We only had a short ride ahead of us to Egmont and we set off into greyness. It was all very stunning, in a bleak sort of way. Undoubtedly it would look very different under blue skies, but what wouldn’t change is the attitude of the car drivers, who on the whole have been fantastic and this added to our enjoyment of cycling the Sunshine Coast.
We were heading to Egmont to visit the Skookumchuck Narrows where, twice a day, the water from the surrounding inlets is funneled through a tiny area, resulting in whirlpools and tidal waves. We weren’t in a rush because the tide would be doing it’s magic until gone 4pm. We walked out to the Skookumchuck Narrows through the British Columbia woodland, hoping not to have to run away from elks or stand our ground against bears. The Narrows were very impressive and as the clouds rolled away we could also see snow capped mountains raising up in the British Columbia interior. Philippa had found the Strongwater bunkhouse in Egmont and so we spent the evening in a quaint wooden hut, complete with heating which helped to dry out our tent. Dinner was booked on the deck outside and we had tasty pudding from the Skookumchuck Bakery.
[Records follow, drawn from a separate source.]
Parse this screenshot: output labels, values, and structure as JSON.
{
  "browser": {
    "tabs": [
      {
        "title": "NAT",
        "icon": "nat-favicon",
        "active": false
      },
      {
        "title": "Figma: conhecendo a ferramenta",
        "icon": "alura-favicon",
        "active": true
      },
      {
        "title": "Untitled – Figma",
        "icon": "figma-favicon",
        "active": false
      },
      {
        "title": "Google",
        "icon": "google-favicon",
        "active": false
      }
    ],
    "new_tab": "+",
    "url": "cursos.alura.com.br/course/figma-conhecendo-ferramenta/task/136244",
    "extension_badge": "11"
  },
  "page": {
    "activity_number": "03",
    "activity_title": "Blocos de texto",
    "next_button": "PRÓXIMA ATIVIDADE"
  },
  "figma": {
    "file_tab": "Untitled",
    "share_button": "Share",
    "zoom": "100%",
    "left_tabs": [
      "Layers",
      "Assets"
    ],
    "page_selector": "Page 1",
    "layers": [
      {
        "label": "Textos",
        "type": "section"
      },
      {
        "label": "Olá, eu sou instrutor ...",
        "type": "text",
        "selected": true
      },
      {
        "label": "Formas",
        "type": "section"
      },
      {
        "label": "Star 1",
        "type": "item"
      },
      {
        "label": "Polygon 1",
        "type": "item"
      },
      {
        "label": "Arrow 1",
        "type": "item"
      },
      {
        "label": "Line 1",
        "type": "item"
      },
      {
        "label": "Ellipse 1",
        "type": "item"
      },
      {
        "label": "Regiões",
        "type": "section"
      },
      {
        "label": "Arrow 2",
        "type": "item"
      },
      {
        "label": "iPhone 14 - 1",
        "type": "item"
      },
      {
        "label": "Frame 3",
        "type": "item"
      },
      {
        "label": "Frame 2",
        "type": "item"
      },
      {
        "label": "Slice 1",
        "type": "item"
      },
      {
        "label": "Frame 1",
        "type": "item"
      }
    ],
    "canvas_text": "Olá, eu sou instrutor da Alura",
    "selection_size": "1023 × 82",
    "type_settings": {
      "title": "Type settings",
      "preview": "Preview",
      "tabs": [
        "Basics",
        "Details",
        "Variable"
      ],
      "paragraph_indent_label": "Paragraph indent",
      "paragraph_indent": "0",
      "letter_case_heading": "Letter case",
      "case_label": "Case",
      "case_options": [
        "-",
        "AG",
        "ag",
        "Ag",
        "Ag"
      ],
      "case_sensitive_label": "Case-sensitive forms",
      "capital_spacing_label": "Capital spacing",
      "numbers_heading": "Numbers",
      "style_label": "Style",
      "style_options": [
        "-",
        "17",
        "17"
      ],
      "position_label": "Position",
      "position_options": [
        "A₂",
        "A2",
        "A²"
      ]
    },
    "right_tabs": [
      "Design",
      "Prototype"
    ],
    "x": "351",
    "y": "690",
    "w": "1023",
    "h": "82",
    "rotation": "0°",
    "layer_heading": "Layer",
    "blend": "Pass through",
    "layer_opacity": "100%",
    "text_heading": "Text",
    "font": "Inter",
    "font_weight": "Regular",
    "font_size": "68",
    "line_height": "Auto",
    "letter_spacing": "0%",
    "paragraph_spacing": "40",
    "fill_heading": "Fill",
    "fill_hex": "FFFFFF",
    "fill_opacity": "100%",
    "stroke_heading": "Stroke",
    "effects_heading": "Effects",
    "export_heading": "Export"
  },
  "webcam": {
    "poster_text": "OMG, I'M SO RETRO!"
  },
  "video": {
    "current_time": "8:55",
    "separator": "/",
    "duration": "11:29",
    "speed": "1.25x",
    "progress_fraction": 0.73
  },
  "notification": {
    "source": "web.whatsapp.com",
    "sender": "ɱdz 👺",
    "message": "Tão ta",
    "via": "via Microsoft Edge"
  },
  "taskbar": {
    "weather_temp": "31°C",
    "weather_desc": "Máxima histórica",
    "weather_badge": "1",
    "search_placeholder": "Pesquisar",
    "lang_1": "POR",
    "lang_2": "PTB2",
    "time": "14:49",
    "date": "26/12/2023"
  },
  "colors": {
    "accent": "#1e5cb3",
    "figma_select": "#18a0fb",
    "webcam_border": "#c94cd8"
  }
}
Sunday involved backtracking to Earls Cove (like a lot of place names that we’ve come across the apostrophe that probably should be present has vanished), but not before we’d revisited the Skookumchuck Bakery for an amazingly delicious cinnamon bun. From Earls Cove we had another ferry ride from one part of the mainland to another. Upon disembarking at Saltery Bay we let the cars go ahead and that meant we had the road to ourselves. The skies were still grey, but the cycling was still great. The major town on this part of the coast is Powell River where we’d thought about stopping. However, we’d elected to continue to Lund, which was the right decision because Powell River seemed pretty run down, whereas Lund was a beautiful little village at the end of the Sunshine Coast highway. There’s a 0 mile marker in Lund for the start of Highway 101 that runs south down the Pacific Coast through the USA and as we will use a lot of 101 we got a photograph of the marker.
This morning (Monday) we were woken up by more rain and worryingly the brand new outer part of our tent hadn’t done a very good job of keeping out the couple of hours of rain. We may have to contact eXXpozed. Again. At least the rain had stopped by the time we had to take down the tent, so we set off back to Powell River after saying goodbye to the friendly campsite owner. (Why is everyone in Canada so friendly and cheerful? Philippa thinks she’d get deported if she lived here for being too grumpy.) We did have to make a detour via the Lund bakery to collect a blackberry and a pecan bun.
We’re now on the ferry over to Vancouver Island. Before boarding we ate the blackberry bun, which was incredible. So much so that Philippa had difficultly not eating it all herself. We’ve still got the pecan one to sample. Tonight we are being hosted in Merville and then we’re going to head onto Quadra Island for two nights. Hopefully the blue skies will reappear at some point.